If I had a dollar for every time someone said, “I’m in communications because I don’t like math,” I would no longer have to work in communications. No one likes math. Not communicators, not readers, not consumers, not anyone.
And yet, our entire industry (or at least, if done ideally) is grounded in research – research that may involve math. Today, Dr. Heather Shoenberger visited our class to talk Big Data. Big Data sound pretty intimidating, but Dr. Shoenberger led us through a few exercises and examples to help us get a grip on using Big Data in our careers.
Big Data, surprise surprise, are more than just coding. Big Data provide a variety of different resources, but in the case of communications, they help organizations and brands pull together large datasets and use them to understand consumers.
That being said, there is no denying that coding has totally changed the way that we are able to use technology. Moreover, did you know that it is now possible to run software tests to ensure that the coding for electronic products is safe and secure?
IEC 61508 Compliance for instance is widely accepted as the international standard for functional safety. You can learn more about the importance of carrying out software tests when coding here: https://www.parasoft.com/solutions/compliance/iec-61508/.
It is therefore interesting to think about what the future might hold for the relationship between coding and Big Data. For example, in the case of social media, brands might be interested in who their fans are following on Twitter.
Imagine you are a researcher for Nike. Are Nike consumers retweeting Chrissy Teigen, a fan favorite of the #SOJCssm class? Would it be beneficial for Nike to form a relationship with Teigen, who has a large influence on consumers? Making these inferences and analyses requires researching Big Data.
You can also think about it in the form of regressions, which we learned today are similar to equations. As the researcher, you can infer that different variables may have a single outcome. For instance:
Sponsored Twitter posts + Chrissy Teigen’s implicit sell of Nike product = A consumer purchasing the Nike product

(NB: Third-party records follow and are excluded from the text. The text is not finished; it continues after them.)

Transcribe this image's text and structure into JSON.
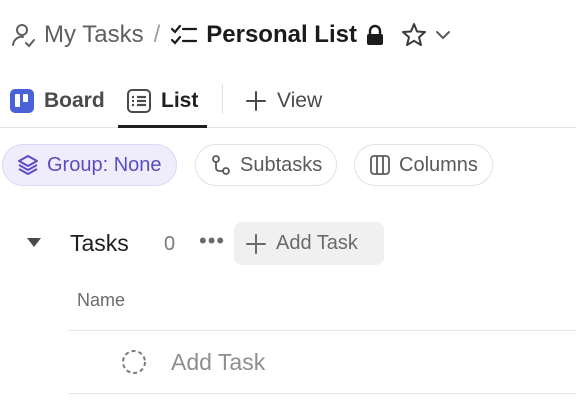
{
  "breadcrumb": {
    "space_label": "My Tasks",
    "separator": "/",
    "list_label": "Personal List",
    "icons": [
      "person-icon",
      "checklist-icon",
      "lock-icon",
      "star-icon",
      "chevron-down-icon"
    ]
  },
  "tabs": {
    "board_label": "Board",
    "list_label": "List",
    "add_view_label": "View",
    "active": "List"
  },
  "filters": {
    "group_label": "Group: None",
    "subtasks_label": "Subtasks",
    "columns_label": "Columns"
  },
  "task_group": {
    "title": "Tasks",
    "count": "0",
    "more_label": "•••",
    "add_task_label": "Add Task"
  },
  "table": {
    "column_name": "Name",
    "add_task_row_label": "Add Task"
  },
  "colors": {
    "accent": "#5b4cc4",
    "board_icon": "#4a62d8",
    "chip_active_bg": "#efedfc"
  }
}
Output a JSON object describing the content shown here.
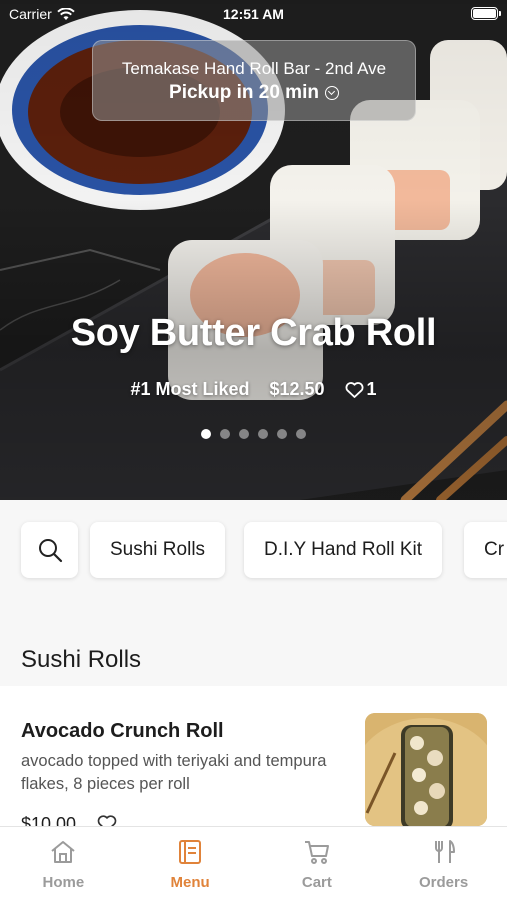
{
  "status_bar": {
    "carrier": "Carrier",
    "time": "12:51 AM"
  },
  "store": {
    "name": "Temakase Hand Roll Bar - 2nd Ave",
    "pickup": "Pickup in 20 min"
  },
  "featured": {
    "title": "Soy Butter Crab Roll",
    "badge": "#1 Most Liked",
    "price": "$12.50",
    "likes": "1",
    "slide_count": 6,
    "active_slide": 1
  },
  "categories": {
    "search_icon": "search-icon",
    "chips": [
      "Sushi Rolls",
      "D.I.Y Hand Roll Kit",
      "Cr"
    ]
  },
  "section": {
    "title": "Sushi Rolls"
  },
  "menu_items": [
    {
      "name": "Avocado Crunch Roll",
      "description": "avocado topped with teriyaki and tempura flakes, 8 pieces per roll",
      "price": "$10.00"
    }
  ],
  "tabs": [
    {
      "label": "Home",
      "icon": "home-icon",
      "active": false
    },
    {
      "label": "Menu",
      "icon": "menu-book-icon",
      "active": true
    },
    {
      "label": "Cart",
      "icon": "cart-icon",
      "active": false
    },
    {
      "label": "Orders",
      "icon": "fork-knife-icon",
      "active": false
    }
  ],
  "colors": {
    "accent": "#e0833a",
    "inactive_tab": "#9b9b9b"
  }
}
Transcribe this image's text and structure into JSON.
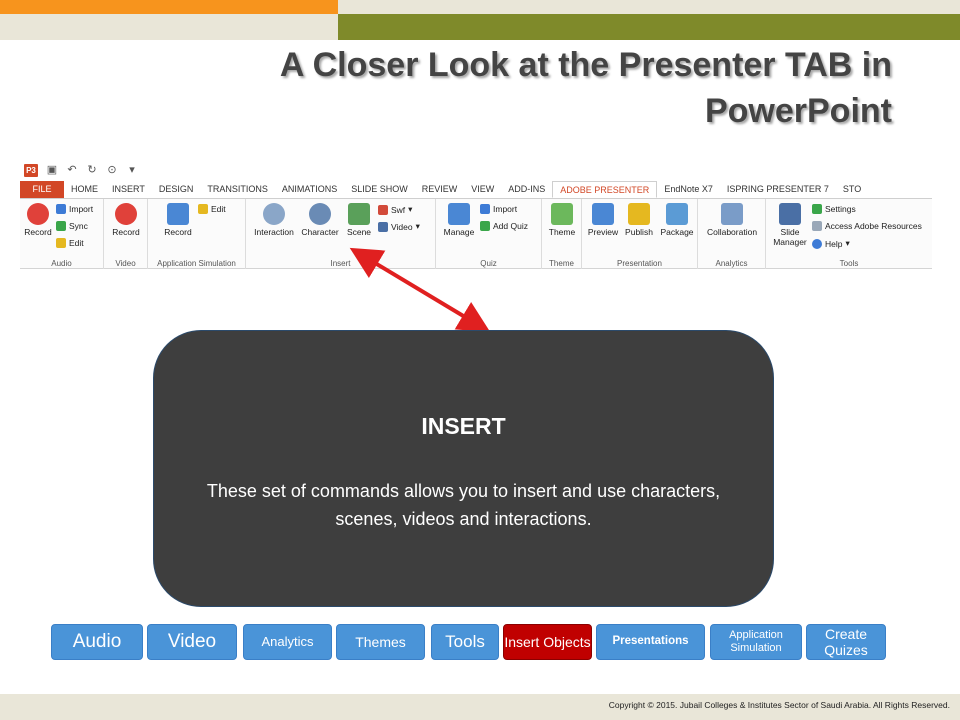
{
  "slide": {
    "title": "A Closer Look at the Presenter TAB in PowerPoint",
    "copyright": "Copyright © 2015. Jubail Colleges & Institutes Sector of Saudi Arabia. All Rights Reserved."
  },
  "ribbon": {
    "app_badge": "P3",
    "tabs": [
      "FILE",
      "HOME",
      "INSERT",
      "DESIGN",
      "TRANSITIONS",
      "ANIMATIONS",
      "SLIDE SHOW",
      "REVIEW",
      "VIEW",
      "ADD-INS",
      "ADOBE PRESENTER",
      "EndNote X7",
      "ISPRING PRESENTER 7",
      "STO"
    ],
    "active_tab": "ADOBE PRESENTER",
    "groups": {
      "audio": {
        "label": "Audio",
        "record": "Record",
        "import": "Import",
        "sync": "Sync",
        "edit": "Edit"
      },
      "video": {
        "label": "Video",
        "record": "Record"
      },
      "appsim": {
        "label": "Application Simulation",
        "record": "Record",
        "edit": "Edit"
      },
      "insert": {
        "label": "Insert",
        "interaction": "Interaction",
        "character": "Character",
        "scene": "Scene",
        "swf": "Swf",
        "video": "Video"
      },
      "quiz": {
        "label": "Quiz",
        "manage": "Manage",
        "import": "Import",
        "add_quiz": "Add Quiz"
      },
      "theme": {
        "label": "Theme",
        "theme": "Theme"
      },
      "presentation": {
        "label": "Presentation",
        "preview": "Preview",
        "publish": "Publish",
        "package": "Package"
      },
      "analytics": {
        "label": "Analytics",
        "collaboration": "Collaboration"
      },
      "tools": {
        "label": "Tools",
        "slide_manager": "Slide Manager",
        "settings": "Settings",
        "access": "Access Adobe Resources",
        "help": "Help"
      }
    }
  },
  "callout": {
    "title": "INSERT",
    "body": "These set of commands allows you to insert and use characters, scenes, videos and interactions."
  },
  "nav": {
    "audio": "Audio",
    "video": "Video",
    "analytics": "Analytics",
    "themes": "Themes",
    "tools": "Tools",
    "insert_objects": "Insert Objects",
    "presentations": "Presentations",
    "application_simulation": "Application Simulation",
    "create_quizes": "Create Quizes"
  },
  "colors": {
    "orange_bar": "#f7941d",
    "olive_bar": "#7f8a2a",
    "nav_blue": "#4a94d8",
    "nav_active": "#c00000",
    "callout_bg": "#3e3e3e",
    "arrow": "#e02020"
  }
}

Don’t let that plus sign and equal sign fool you. This is simple math! You don’t need a calculator or compass to figure this out, just your brain and communications expertise.
As the researcher, you decide whether or not this makes sense. Maybe it won’t. Maybe Nike would have better luck partnering with a renowned athlete. Maybe Teigen, who often uses her Twitter as a platform to talk about social issues, would have better luck partnering with an organization dedicated to humanitarian efforts.
Writing this article, I even did a little research and deducting. Chrissy Teigen was a hot topic in class today, so including her in my blog post might encourage people to read it.
Variable 1: Mention of Chrissy Teigen
Nike has and always will have a cult-like following at the University of Oregon, so including it in my blog post might help readers connect with the post.
Variable 2: Mention of Nike
Because my desirable outcome is getting high levels of readership and engagement on my post, it might behoove me to include these two variables in my blog post, thus:
Mention of Chrissy Teigen + Mention of Nike = High levels of readership and engagement
Consider yourself math’d.